▸ **EXERCISE AIM**: Print every line of the data word for word.

Data about app and page elements:
────────────────────────────────────────

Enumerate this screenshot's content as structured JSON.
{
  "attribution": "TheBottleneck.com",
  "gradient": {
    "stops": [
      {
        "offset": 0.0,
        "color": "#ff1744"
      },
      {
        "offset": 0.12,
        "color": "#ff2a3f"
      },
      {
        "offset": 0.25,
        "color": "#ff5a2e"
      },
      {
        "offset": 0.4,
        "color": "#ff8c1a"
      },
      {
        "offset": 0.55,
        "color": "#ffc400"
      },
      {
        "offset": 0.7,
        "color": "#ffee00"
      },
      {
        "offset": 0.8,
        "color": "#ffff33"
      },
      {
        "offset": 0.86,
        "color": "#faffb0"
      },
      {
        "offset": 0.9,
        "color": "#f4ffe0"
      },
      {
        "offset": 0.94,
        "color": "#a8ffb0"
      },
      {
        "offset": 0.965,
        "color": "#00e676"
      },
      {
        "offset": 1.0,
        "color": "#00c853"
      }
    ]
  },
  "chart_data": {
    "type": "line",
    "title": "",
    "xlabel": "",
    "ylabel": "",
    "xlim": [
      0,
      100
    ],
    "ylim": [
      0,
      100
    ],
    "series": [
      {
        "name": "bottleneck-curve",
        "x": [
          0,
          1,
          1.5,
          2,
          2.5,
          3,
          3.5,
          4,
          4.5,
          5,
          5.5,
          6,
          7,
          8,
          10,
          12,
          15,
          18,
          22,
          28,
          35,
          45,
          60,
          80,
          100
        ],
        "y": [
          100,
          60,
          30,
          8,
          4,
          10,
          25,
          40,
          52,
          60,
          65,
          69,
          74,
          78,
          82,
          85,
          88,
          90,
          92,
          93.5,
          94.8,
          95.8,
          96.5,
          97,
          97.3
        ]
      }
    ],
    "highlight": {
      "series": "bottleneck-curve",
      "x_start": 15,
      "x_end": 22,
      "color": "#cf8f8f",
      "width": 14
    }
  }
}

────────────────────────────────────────

▸ **ANSWER AREA**:
Enumerate this screenshot's content as structured JSON.
{
  "attribution": "TheBottleneck.com",
  "gradient": {
    "stops": [
      {
        "offset": 0.0,
        "color": "#ff1744"
      },
      {
        "offset": 0.12,
        "color": "#ff2a3f"
      },
      {
        "offset": 0.25,
        "color": "#ff5a2e"
      },
      {
        "offset": 0.4,
        "color": "#ff8c1a"
      },
      {
        "offset": 0.55,
        "color": "#ffc400"
      },
      {
        "offset": 0.7,
        "color": "#ffee00"
      },
      {
        "offset": 0.8,
        "color": "#ffff33"
      },
      {
        "offset": 0.86,
        "color": "#faffb0"
      },
      {
        "offset": 0.9,
        "color": "#f4ffe0"
      },
      {
        "offset": 0.94,
        "color": "#a8ffb0"
      },
      {
        "offset": 0.965,
        "color": "#00e676"
      },
      {
        "offset": 1.0,
        "color": "#00c853"
      }
    ]
  },
  "chart_data": {
    "type": "line",
    "title": "",
    "xlabel": "",
    "ylabel": "",
    "xlim": [
      0,
      100
    ],
    "ylim": [
      0,
      100
    ],
    "series": [
      {
        "name": "bottleneck-curve",
        "x": [
          0,
          1,
          1.5,
          2,
          2.5,
          3,
          3.5,
          4,
          4.5,
          5,
          5.5,
          6,
          7,
          8,
          10,
          12,
          15,
          18,
          22,
          28,
          35,
          45,
          60,
          80,
          100
        ],
        "y": [
          100,
          60,
          30,
          8,
          4,
          10,
          25,
          40,
          52,
          60,
          65,
          69,
          74,
          78,
          82,
          85,
          88,
          90,
          92,
          93.5,
          94.8,
          95.8,
          96.5,
          97,
          97.3
        ]
      }
    ],
    "highlight": {
      "series": "bottleneck-curve",
      "x_start": 15,
      "x_end": 22,
      "color": "#cf8f8f",
      "width": 14
    }
  }
}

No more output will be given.